_Exercise instructions_. Look for the word "subtitle" in the entries below, then copy every line that has it.

━━━━━ Material to process ━━━━━

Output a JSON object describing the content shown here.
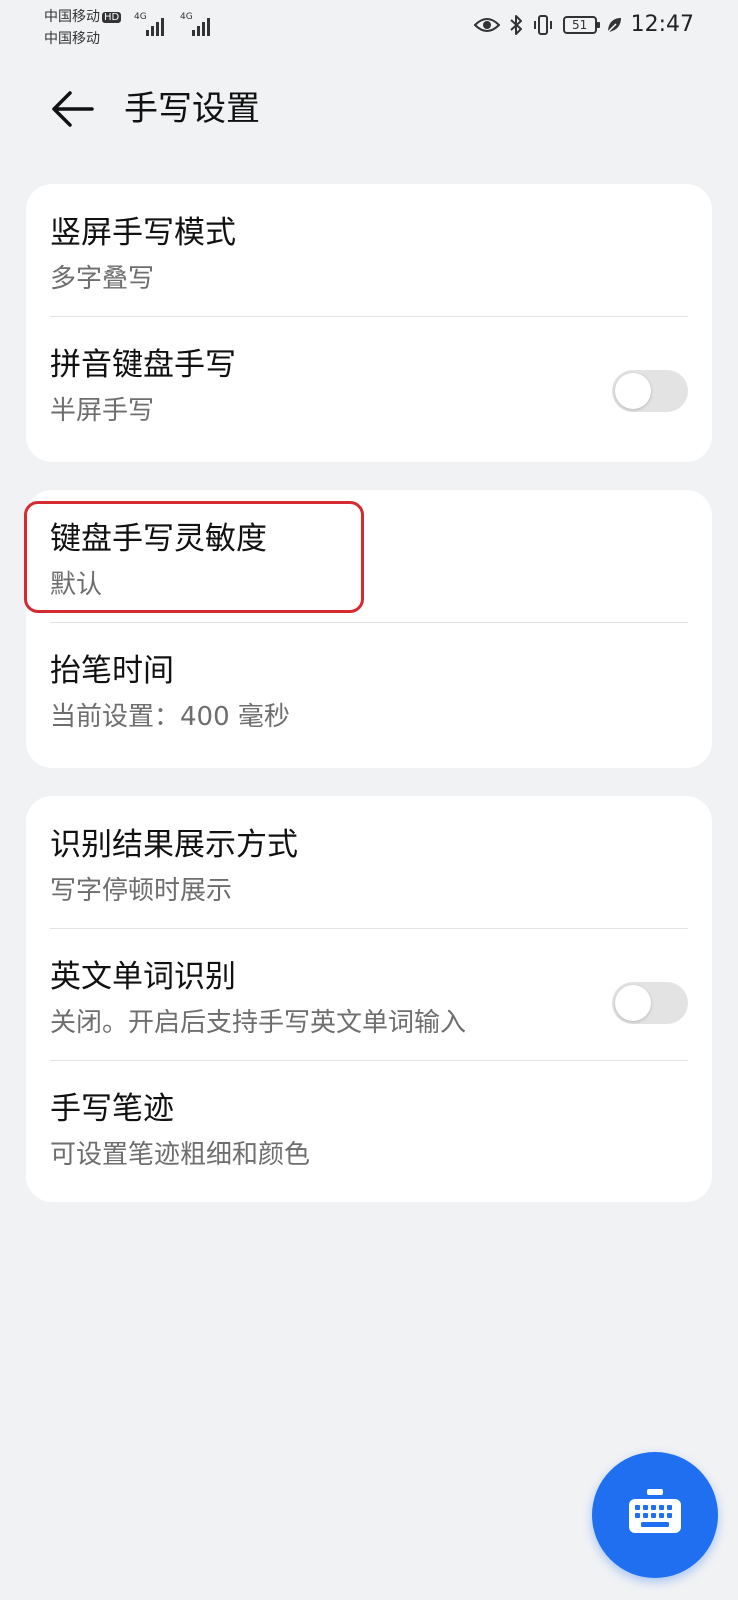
{
  "status_bar": {
    "carrier_1": "中国移动",
    "carrier_1_badge": "HD",
    "carrier_2": "中国移动",
    "signal_1_tag": "4G",
    "signal_2_tag": "4G",
    "battery_level": "51",
    "time": "12:47",
    "icons": [
      "eye-comfort-icon",
      "bluetooth-icon",
      "vibrate-icon",
      "battery-icon",
      "leaf-power-saving-icon"
    ]
  },
  "header": {
    "title": "手写设置",
    "back_icon": "back-arrow-icon"
  },
  "groups": [
    {
      "items": [
        {
          "title": "竖屏手写模式",
          "subtitle": "多字叠写"
        },
        {
          "title": "拼音键盘手写",
          "subtitle": "半屏手写",
          "toggle": false
        }
      ]
    },
    {
      "items": [
        {
          "title": "键盘手写灵敏度",
          "subtitle": "默认",
          "highlighted": true
        },
        {
          "title": "抬笔时间",
          "subtitle": "当前设置：400 毫秒"
        }
      ]
    },
    {
      "items": [
        {
          "title": "识别结果展示方式",
          "subtitle": "写字停顿时展示"
        },
        {
          "title": "英文单词识别",
          "subtitle": "关闭。开启后支持手写英文单词输入",
          "toggle": false
        },
        {
          "title": "手写笔迹",
          "subtitle": "可设置笔迹粗细和颜色"
        }
      ]
    }
  ],
  "fab": {
    "icon": "keyboard-icon"
  },
  "colors": {
    "background": "#f1f2f4",
    "card": "#ffffff",
    "accent": "#1f6ff0",
    "highlight": "#d62a33",
    "toggle_off": "#e3e3e3"
  }
}
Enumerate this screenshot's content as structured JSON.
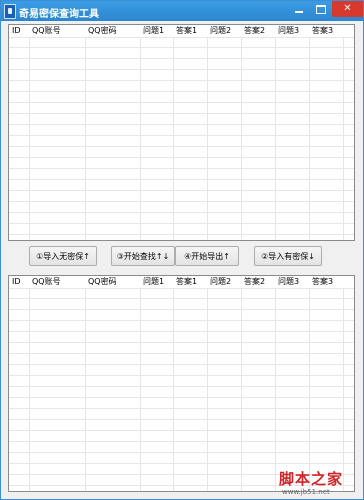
{
  "window": {
    "title": "奇易密保查询工具"
  },
  "controls": {
    "close_glyph": "✕"
  },
  "top_table": {
    "columns": [
      "ID",
      "QQ账号",
      "QQ密码",
      "问题1",
      "答案1",
      "问题2",
      "答案2",
      "问题3",
      "答案3"
    ]
  },
  "bottom_table": {
    "columns": [
      "ID",
      "QQ账号",
      "QQ密码",
      "问题1",
      "答案1",
      "问题2",
      "答案2",
      "问题3",
      "答案3"
    ]
  },
  "buttons": {
    "import_no_protect": "①导入无密保↑",
    "start_query": "③开始查找↑↓",
    "start_export": "④开始导出↑",
    "import_with_protect": "②导入有密保↓"
  },
  "watermark": {
    "logo": "脚本之家",
    "url": "www.jb51.net"
  }
}
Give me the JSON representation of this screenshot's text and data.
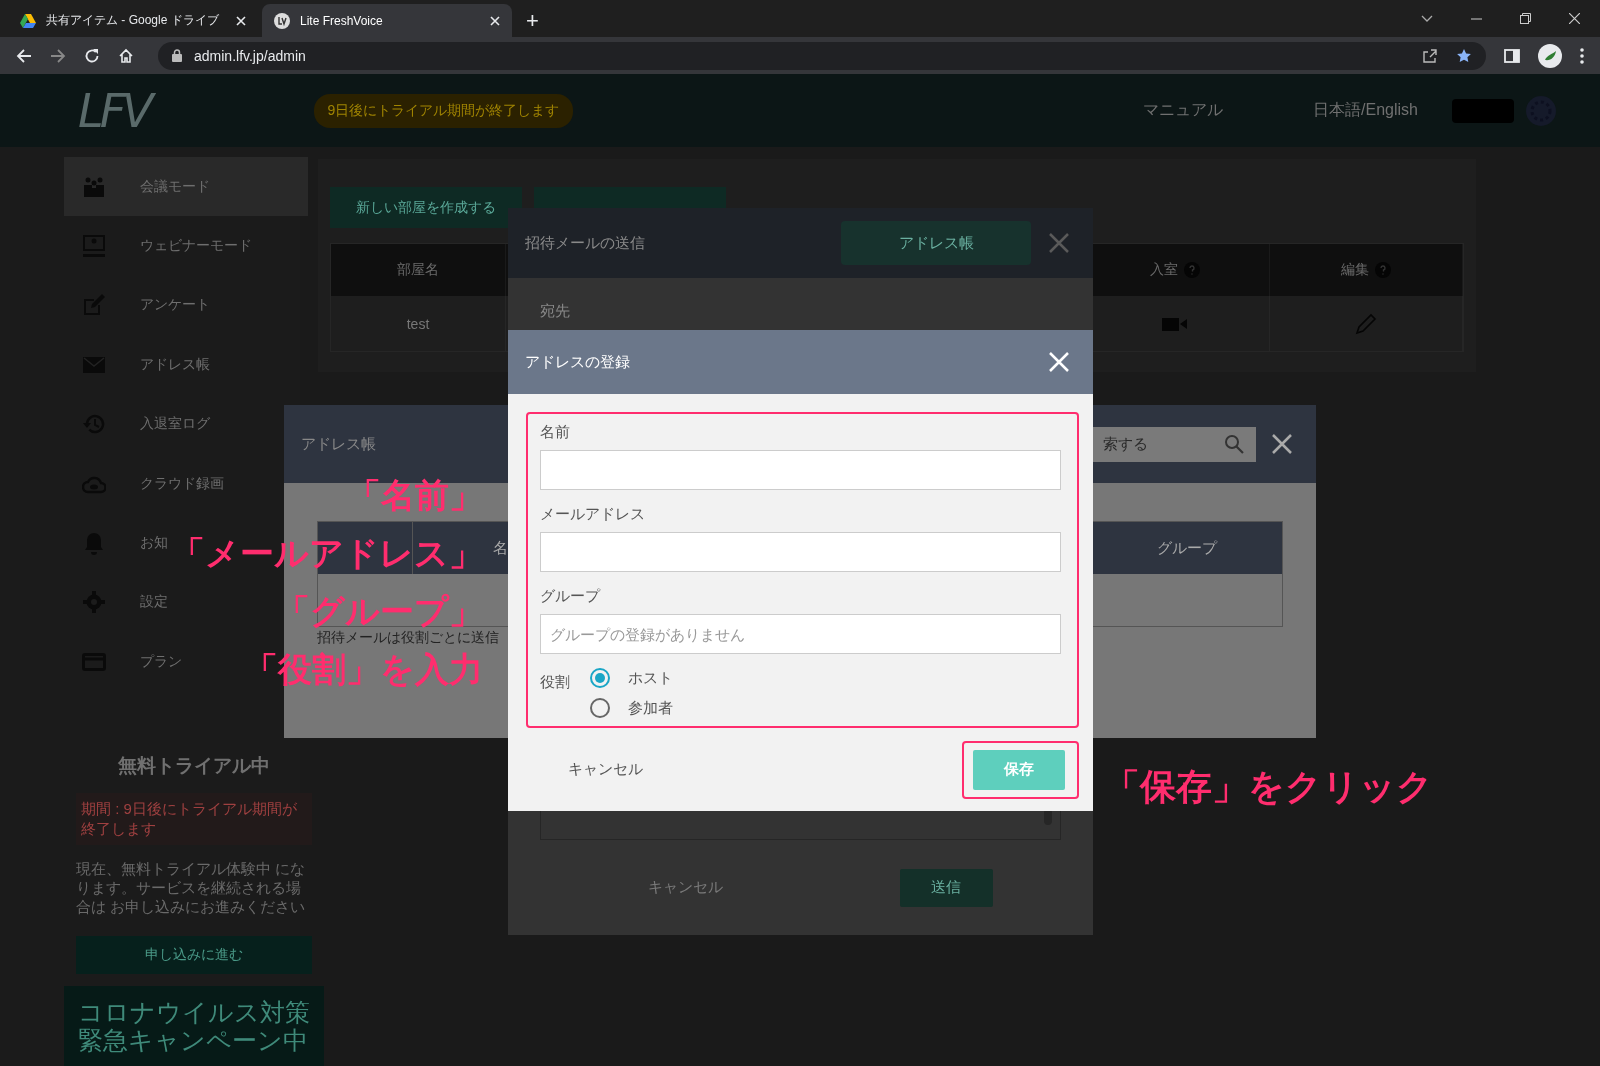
{
  "browser": {
    "tabs": [
      {
        "title": "共有アイテム - Google ドライブ",
        "selected": false
      },
      {
        "title": "Lite FreshVoice",
        "selected": true
      }
    ],
    "new_tab": "+",
    "url": "admin.lfv.jp/admin"
  },
  "header": {
    "logo": "LFV",
    "trial_badge": "9日後にトライアル期間が終了します",
    "links": [
      "マニュアル",
      "日本語/English"
    ]
  },
  "sidebar": {
    "items": [
      {
        "label": "会議モード",
        "selected": true
      },
      {
        "label": "ウェビナーモード",
        "selected": false
      },
      {
        "label": "アンケート",
        "selected": false
      },
      {
        "label": "アドレス帳",
        "selected": false
      },
      {
        "label": "入退室ログ",
        "selected": false
      },
      {
        "label": "クラウド録画",
        "selected": false
      },
      {
        "label": "お知",
        "selected": false
      },
      {
        "label": "設定",
        "selected": false
      },
      {
        "label": "プラン",
        "selected": false
      }
    ]
  },
  "trial": {
    "title": "無料トライアル中",
    "notice": "期間 : 9日後にトライアル期間が終了します",
    "description": "現在、無料トライアル体験中 になります。サービスを継続される場合は お申し込みにお進みください",
    "button": "申し込みに進む",
    "campaign": [
      "コロナウイルス対策",
      "緊急キャンペーン中"
    ]
  },
  "rooms": {
    "create_button": "新しい部屋を作成する",
    "columns": [
      {
        "label": "部屋名",
        "help": false
      },
      {
        "label": "入室",
        "help": true
      },
      {
        "label": "編集",
        "help": true
      }
    ],
    "rows": [
      {
        "name": "test"
      }
    ]
  },
  "invite_dialog": {
    "title": "招待メールの送信",
    "address_book_button": "アドレス帳",
    "to_label": "宛先",
    "cancel": "キャンセル",
    "send": "送信"
  },
  "address_book": {
    "title": "アドレス帳",
    "search_placeholder": "索する",
    "columns": [
      "名",
      "グループ"
    ],
    "note": "招待メールは役割ごとに送信"
  },
  "register_dialog": {
    "title": "アドレスの登録",
    "fields": [
      {
        "label": "名前"
      },
      {
        "label": "メールアドレス"
      },
      {
        "label": "グループ",
        "placeholder": "グループの登録がありません"
      }
    ],
    "role": {
      "label": "役割",
      "options": [
        {
          "label": "ホスト",
          "selected": true
        },
        {
          "label": "参加者",
          "selected": false
        }
      ]
    },
    "cancel": "キャンセル",
    "save": "保存"
  },
  "annotations": {
    "fields_note": [
      "「名前」",
      "「メールアドレス」",
      "「グループ」",
      "「役割」を入力"
    ],
    "save_note": "「保存」をクリック"
  }
}
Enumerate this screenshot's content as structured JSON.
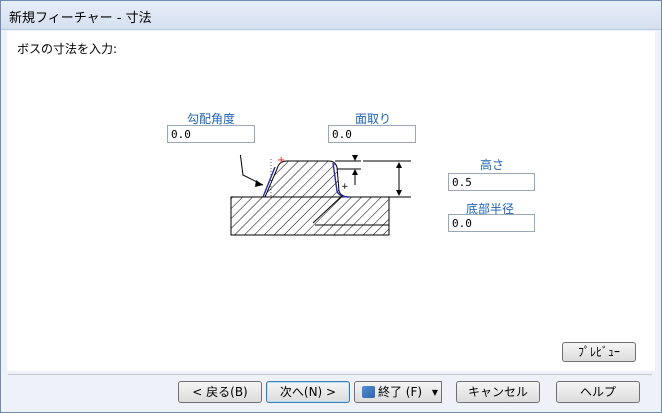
{
  "window": {
    "title": "新規フィーチャー - 寸法",
    "close_label": "✕"
  },
  "instruction": "ボスの寸法を入力:",
  "fields": {
    "draft_angle": {
      "label": "勾配角度",
      "value": "0.0"
    },
    "chamfer": {
      "label": "面取り",
      "value": "0.0"
    },
    "height": {
      "label": "高さ",
      "value": "0.5"
    },
    "fillet_radius": {
      "label": "底部半径",
      "value": "0.0"
    }
  },
  "buttons": {
    "preview": "ﾌﾟﾚﾋﾞｭｰ",
    "back": "< 戻る(B)",
    "next": "次へ(N) >",
    "finish": "終了 (F)",
    "cancel": "キャンセル",
    "help": "ヘルプ"
  },
  "colors": {
    "label_blue": "#1d62b0",
    "outline_blue": "#2a2aa8",
    "marker_red": "#e02020"
  }
}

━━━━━

_Exercise solution_.
          "subtitle": "多字叠写"
          "subtitle": "半屏手写",
          "subtitle": "默认",
          "subtitle": "当前设置：400 毫秒"
          "subtitle": "写字停顿时展示"
          "subtitle": "关闭。开启后支持手写英文单词输入",
          "subtitle": "可设置笔迹粗细和颜色"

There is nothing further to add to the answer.